Try it:
What you return should match every entry, character for character.

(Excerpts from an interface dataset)
┄┄┄┄┄┄┄┄┄┄

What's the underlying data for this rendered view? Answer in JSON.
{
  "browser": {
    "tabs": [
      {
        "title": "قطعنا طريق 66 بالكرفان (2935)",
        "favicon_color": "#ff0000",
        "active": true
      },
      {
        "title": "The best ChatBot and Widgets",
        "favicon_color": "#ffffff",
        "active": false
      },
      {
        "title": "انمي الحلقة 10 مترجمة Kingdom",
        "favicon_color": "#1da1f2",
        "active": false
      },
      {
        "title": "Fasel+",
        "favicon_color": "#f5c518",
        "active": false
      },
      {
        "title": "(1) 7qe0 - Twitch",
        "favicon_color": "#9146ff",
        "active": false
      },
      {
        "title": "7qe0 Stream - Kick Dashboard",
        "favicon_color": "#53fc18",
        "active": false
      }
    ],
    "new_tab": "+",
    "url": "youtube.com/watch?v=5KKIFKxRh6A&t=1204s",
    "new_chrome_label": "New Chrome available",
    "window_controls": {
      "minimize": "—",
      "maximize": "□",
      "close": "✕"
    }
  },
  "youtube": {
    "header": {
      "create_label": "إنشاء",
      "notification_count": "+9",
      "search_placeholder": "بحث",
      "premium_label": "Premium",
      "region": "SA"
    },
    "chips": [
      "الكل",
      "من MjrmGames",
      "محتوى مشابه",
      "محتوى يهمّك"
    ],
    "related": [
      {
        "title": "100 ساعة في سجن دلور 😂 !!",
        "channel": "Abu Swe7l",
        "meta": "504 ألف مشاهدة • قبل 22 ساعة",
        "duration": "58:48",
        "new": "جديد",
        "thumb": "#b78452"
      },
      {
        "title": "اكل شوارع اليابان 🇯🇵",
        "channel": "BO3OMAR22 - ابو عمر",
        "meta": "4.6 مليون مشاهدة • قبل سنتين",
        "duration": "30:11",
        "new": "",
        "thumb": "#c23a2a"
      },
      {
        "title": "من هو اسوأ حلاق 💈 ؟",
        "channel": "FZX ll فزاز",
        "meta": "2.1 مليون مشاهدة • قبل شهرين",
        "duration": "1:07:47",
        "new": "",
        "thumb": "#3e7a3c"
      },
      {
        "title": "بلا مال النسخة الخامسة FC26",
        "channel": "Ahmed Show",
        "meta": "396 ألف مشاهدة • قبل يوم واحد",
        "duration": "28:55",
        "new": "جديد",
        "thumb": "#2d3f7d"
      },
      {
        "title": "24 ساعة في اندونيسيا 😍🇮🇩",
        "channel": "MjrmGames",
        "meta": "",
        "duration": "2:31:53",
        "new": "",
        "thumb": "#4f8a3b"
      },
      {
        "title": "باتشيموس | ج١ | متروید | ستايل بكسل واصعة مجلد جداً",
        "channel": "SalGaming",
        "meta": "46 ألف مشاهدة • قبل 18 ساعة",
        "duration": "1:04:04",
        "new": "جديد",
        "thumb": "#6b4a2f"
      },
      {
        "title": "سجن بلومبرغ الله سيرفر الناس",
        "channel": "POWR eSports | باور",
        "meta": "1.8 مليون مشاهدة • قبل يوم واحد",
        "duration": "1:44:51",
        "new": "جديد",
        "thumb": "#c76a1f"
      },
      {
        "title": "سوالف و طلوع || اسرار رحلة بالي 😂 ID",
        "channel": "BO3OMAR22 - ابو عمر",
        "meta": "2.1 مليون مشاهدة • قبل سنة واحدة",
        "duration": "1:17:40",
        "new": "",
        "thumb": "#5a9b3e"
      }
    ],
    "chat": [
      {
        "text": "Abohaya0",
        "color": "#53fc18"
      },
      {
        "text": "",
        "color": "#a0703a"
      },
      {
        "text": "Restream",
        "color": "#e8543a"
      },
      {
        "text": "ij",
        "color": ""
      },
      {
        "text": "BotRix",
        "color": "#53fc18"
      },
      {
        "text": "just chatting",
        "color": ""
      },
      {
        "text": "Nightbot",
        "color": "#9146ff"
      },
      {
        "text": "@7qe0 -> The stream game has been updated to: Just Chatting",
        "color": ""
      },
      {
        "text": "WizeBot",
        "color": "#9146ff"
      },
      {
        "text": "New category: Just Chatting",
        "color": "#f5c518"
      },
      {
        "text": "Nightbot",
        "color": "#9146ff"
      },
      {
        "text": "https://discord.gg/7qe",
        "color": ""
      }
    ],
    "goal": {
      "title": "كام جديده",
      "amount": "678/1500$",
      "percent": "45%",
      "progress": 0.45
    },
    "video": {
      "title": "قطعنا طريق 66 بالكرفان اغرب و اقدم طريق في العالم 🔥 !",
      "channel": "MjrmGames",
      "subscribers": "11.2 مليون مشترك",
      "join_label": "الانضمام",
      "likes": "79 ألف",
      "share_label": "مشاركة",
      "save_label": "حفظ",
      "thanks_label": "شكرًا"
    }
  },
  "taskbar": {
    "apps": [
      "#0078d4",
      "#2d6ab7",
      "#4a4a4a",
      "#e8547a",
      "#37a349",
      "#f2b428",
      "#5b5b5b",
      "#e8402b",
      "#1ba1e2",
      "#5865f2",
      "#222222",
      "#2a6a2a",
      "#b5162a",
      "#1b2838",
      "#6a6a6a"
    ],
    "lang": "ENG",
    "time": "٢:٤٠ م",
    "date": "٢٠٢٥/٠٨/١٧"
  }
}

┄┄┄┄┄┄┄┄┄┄

Answer section:
What's the underlying data for this rendered view? Answer in JSON.
{
  "browser": {
    "tabs": [
      {
        "title": "قطعنا طريق 66 بالكرفان (2935)",
        "favicon_color": "#ff0000",
        "active": true
      },
      {
        "title": "The best ChatBot and Widgets",
        "favicon_color": "#ffffff",
        "active": false
      },
      {
        "title": "انمي الحلقة 10 مترجمة Kingdom",
        "favicon_color": "#1da1f2",
        "active": false
      },
      {
        "title": "Fasel+",
        "favicon_color": "#f5c518",
        "active": false
      },
      {
        "title": "(1) 7qe0 - Twitch",
        "favicon_color": "#9146ff",
        "active": false
      },
      {
        "title": "7qe0 Stream - Kick Dashboard",
        "favicon_color": "#53fc18",
        "active": false
      }
    ],
    "new_tab": "+",
    "url": "youtube.com/watch?v=5KKIFKxRh6A&t=1204s",
    "new_chrome_label": "New Chrome available",
    "window_controls": {
      "minimize": "—",
      "maximize": "□",
      "close": "✕"
    }
  },
  "youtube": {
    "header": {
      "create_label": "إنشاء",
      "notification_count": "+9",
      "search_placeholder": "بحث",
      "premium_label": "Premium",
      "region": "SA"
    },
    "chips": [
      "الكل",
      "من MjrmGames",
      "محتوى مشابه",
      "محتوى يهمّك"
    ],
    "related": [
      {
        "title": "100 ساعة في سجن دلور 😂 !!",
        "channel": "Abu Swe7l",
        "meta": "504 ألف مشاهدة • قبل 22 ساعة",
        "duration": "58:48",
        "new": "جديد",
        "thumb": "#b78452"
      },
      {
        "title": "اكل شوارع اليابان 🇯🇵",
        "channel": "BO3OMAR22 - ابو عمر",
        "meta": "4.6 مليون مشاهدة • قبل سنتين",
        "duration": "30:11",
        "new": "",
        "thumb": "#c23a2a"
      },
      {
        "title": "من هو اسوأ حلاق 💈 ؟",
        "channel": "FZX ll فزاز",
        "meta": "2.1 مليون مشاهدة • قبل شهرين",
        "duration": "1:07:47",
        "new": "",
        "thumb": "#3e7a3c"
      },
      {
        "title": "بلا مال النسخة الخامسة FC26",
        "channel": "Ahmed Show",
        "meta": "396 ألف مشاهدة • قبل يوم واحد",
        "duration": "28:55",
        "new": "جديد",
        "thumb": "#2d3f7d"
      },
      {
        "title": "24 ساعة في اندونيسيا 😍🇮🇩",
        "channel": "MjrmGames",
        "meta": "",
        "duration": "2:31:53",
        "new": "",
        "thumb": "#4f8a3b"
      },
      {
        "title": "باتشيموس | ج١ | متروید | ستايل بكسل واصعة مجلد جداً",
        "channel": "SalGaming",
        "meta": "46 ألف مشاهدة • قبل 18 ساعة",
        "duration": "1:04:04",
        "new": "جديد",
        "thumb": "#6b4a2f"
      },
      {
        "title": "سجن بلومبرغ الله سيرفر الناس",
        "channel": "POWR eSports | باور",
        "meta": "1.8 مليون مشاهدة • قبل يوم واحد",
        "duration": "1:44:51",
        "new": "جديد",
        "thumb": "#c76a1f"
      },
      {
        "title": "سوالف و طلوع || اسرار رحلة بالي 😂 ID",
        "channel": "BO3OMAR22 - ابو عمر",
        "meta": "2.1 مليون مشاهدة • قبل سنة واحدة",
        "duration": "1:17:40",
        "new": "",
        "thumb": "#5a9b3e"
      }
    ],
    "chat": [
      {
        "text": "Abohaya0",
        "color": "#53fc18"
      },
      {
        "text": "",
        "color": "#a0703a"
      },
      {
        "text": "Restream",
        "color": "#e8543a"
      },
      {
        "text": "ij",
        "color": ""
      },
      {
        "text": "BotRix",
        "color": "#53fc18"
      },
      {
        "text": "just chatting",
        "color": ""
      },
      {
        "text": "Nightbot",
        "color": "#9146ff"
      },
      {
        "text": "@7qe0 -> The stream game has been updated to: Just Chatting",
        "color": ""
      },
      {
        "text": "WizeBot",
        "color": "#9146ff"
      },
      {
        "text": "New category: Just Chatting",
        "color": "#f5c518"
      },
      {
        "text": "Nightbot",
        "color": "#9146ff"
      },
      {
        "text": "https://discord.gg/7qe",
        "color": ""
      }
    ],
    "goal": {
      "title": "كام جديده",
      "amount": "678/1500$",
      "percent": "45%",
      "progress": 0.45
    },
    "video": {
      "title": "قطعنا طريق 66 بالكرفان اغرب و اقدم طريق في العالم 🔥 !",
      "channel": "MjrmGames",
      "subscribers": "11.2 مليون مشترك",
      "join_label": "الانضمام",
      "likes": "79 ألف",
      "share_label": "مشاركة",
      "save_label": "حفظ",
      "thanks_label": "شكرًا"
    }
  },
  "taskbar": {
    "apps": [
      "#0078d4",
      "#2d6ab7",
      "#4a4a4a",
      "#e8547a",
      "#37a349",
      "#f2b428",
      "#5b5b5b",
      "#e8402b",
      "#1ba1e2",
      "#5865f2",
      "#222222",
      "#2a6a2a",
      "#b5162a",
      "#1b2838",
      "#6a6a6a"
    ],
    "lang": "ENG",
    "time": "٢:٤٠ م",
    "date": "٢٠٢٥/٠٨/١٧"
  }
}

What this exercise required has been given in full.